In 1580 Charke published a work against Edmund Campion.[3] When Campion was a prisoner in the Tower, Charke was employed with John Walker to hold a discussion with him, on the fourth day of the procedure. A true report of the disputation ... set down by the reverend learned men themselves that dealt therein, was published in 1583. Robert Persons, in his Defence of the Censure gyven vpon two Bookes of William Charke and Meredith Hanmer, launched a heavy personal attack on Charke. It accused him of "merciless behaviour" in the place of execution.[2][4]

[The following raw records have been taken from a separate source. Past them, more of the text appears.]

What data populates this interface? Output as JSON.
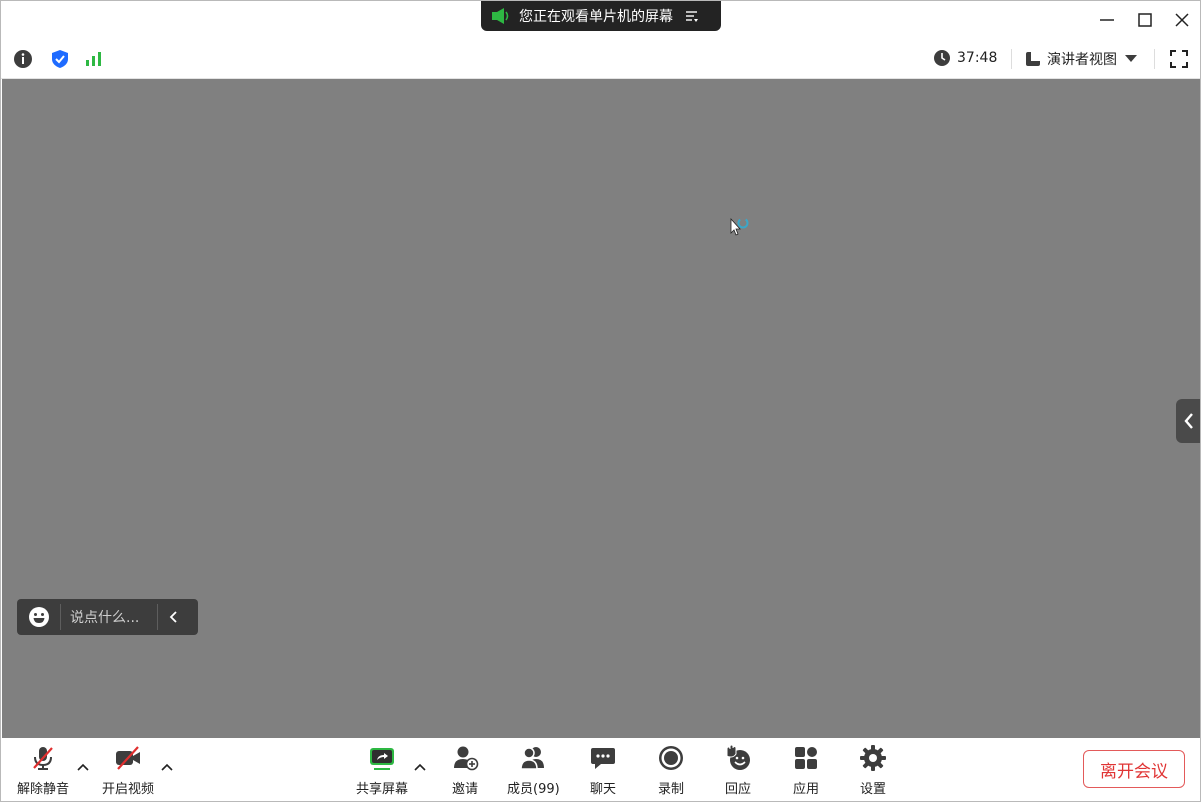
{
  "banner": {
    "text": "您正在观看单片机的屏幕"
  },
  "infobar": {
    "timer": "37:48",
    "view_label": "演讲者视图"
  },
  "chat": {
    "placeholder": "说点什么..."
  },
  "toolbar": {
    "unmute": "解除静音",
    "video": "开启视频",
    "share": "共享屏幕",
    "invite": "邀请",
    "members": "成员(99)",
    "chat": "聊天",
    "record": "录制",
    "react": "回应",
    "apps": "应用",
    "settings": "设置",
    "leave": "离开会议"
  },
  "colors": {
    "accent": "#2eb843",
    "stage": "#808080",
    "leave": "#e03535"
  }
}
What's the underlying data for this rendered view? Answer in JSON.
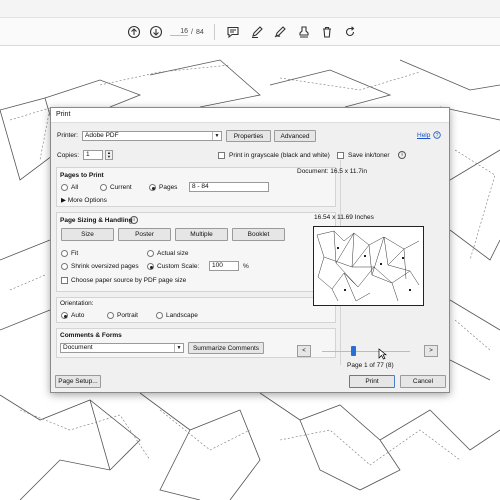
{
  "viewer": {
    "current_page": "16",
    "page_separator": "/",
    "total_pages": "84"
  },
  "dialog": {
    "title": "Print",
    "printer_label": "Printer:",
    "printer_value": "Adobe PDF",
    "properties_label": "Properties",
    "advanced_label": "Advanced",
    "help_label": "Help",
    "copies_label": "Copies:",
    "copies_value": "1",
    "grayscale_label": "Print in grayscale (black and white)",
    "save_ink_label": "Save ink/toner",
    "pages_to_print": {
      "heading": "Pages to Print",
      "all_label": "All",
      "current_label": "Current",
      "pages_label": "Pages",
      "pages_value": "8 - 84",
      "more_options_label": "More Options"
    },
    "sizing": {
      "heading": "Page Sizing & Handling",
      "size_label": "Size",
      "poster_label": "Poster",
      "multiple_label": "Multiple",
      "booklet_label": "Booklet",
      "fit_label": "Fit",
      "actual_size_label": "Actual size",
      "shrink_label": "Shrink oversized pages",
      "custom_scale_label": "Custom Scale:",
      "custom_scale_value": "100",
      "percent_label": "%",
      "choose_source_label": "Choose paper source by PDF page size"
    },
    "orientation": {
      "heading": "Orientation:",
      "auto_label": "Auto",
      "portrait_label": "Portrait",
      "landscape_label": "Landscape"
    },
    "comments": {
      "heading": "Comments & Forms",
      "value": "Document",
      "summarize_label": "Summarize Comments"
    },
    "preview": {
      "document_size": "Document: 16.5 x 11.7in",
      "paper_size": "16.54 x 11.69 Inches",
      "page_status": "Page 1 of 77 (8)",
      "prev_label": "<",
      "next_label": ">"
    },
    "page_setup_label": "Page Setup...",
    "print_label": "Print",
    "cancel_label": "Cancel"
  },
  "colors": {
    "accent": "#2a6fd6",
    "link": "#1a53c5"
  }
}
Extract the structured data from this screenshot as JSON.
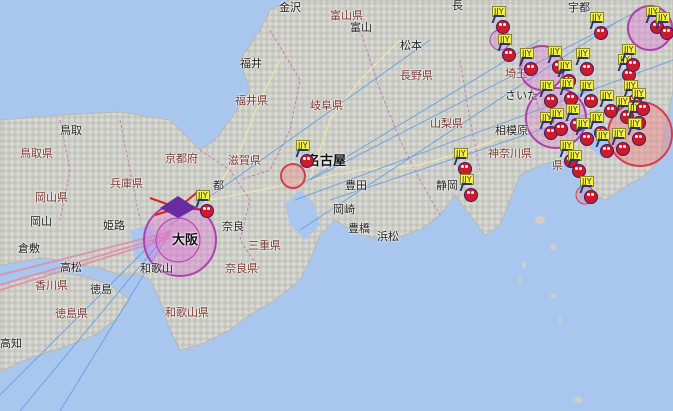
{
  "map": {
    "prefecture_labels": [
      "金沢",
      "富山県",
      "富山",
      "長野県",
      "福井",
      "福井県",
      "岐阜県",
      "鳥取県",
      "鳥取",
      "京都府",
      "滋賀県",
      "兵庫県",
      "岡山県",
      "岡山",
      "倉敷",
      "姫路",
      "都",
      "奈良",
      "三重県",
      "奈良県",
      "和歌山",
      "和歌山県",
      "香川県",
      "高松",
      "徳島",
      "徳島県",
      "高知",
      "静岡",
      "浜松",
      "豊橋",
      "岡崎",
      "豊田",
      "山梨県",
      "相模原",
      "神奈川県",
      "さいた",
      "宇都",
      "松本",
      "埼玉",
      "県",
      "長"
    ],
    "major_city_labels": [
      "名古屋",
      "大阪"
    ],
    "marker_label": "JJY",
    "marker_count": 34
  }
}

In 1581 Charke was elected constant preacher to the society of Lincoln's Inn. After holding this post for some years, he was suspended in 1593 by Archbishop John Whitgift for Puritanism.[2]

Notes[edit]

  1. ^ "Charke, William (CHRK560W)". A Cambridge Alumni Database. University of Cambridge. 
  2. ^ a b c Bullen 1887, p. 67.
  3. ^ An Answere to a Seditious Pamphlet lately cast abroade by a Jesuite , with a discoverie of that blasphemous sect.
  4. ^ Smith 1899, p. 72.

References[edit]

Attribution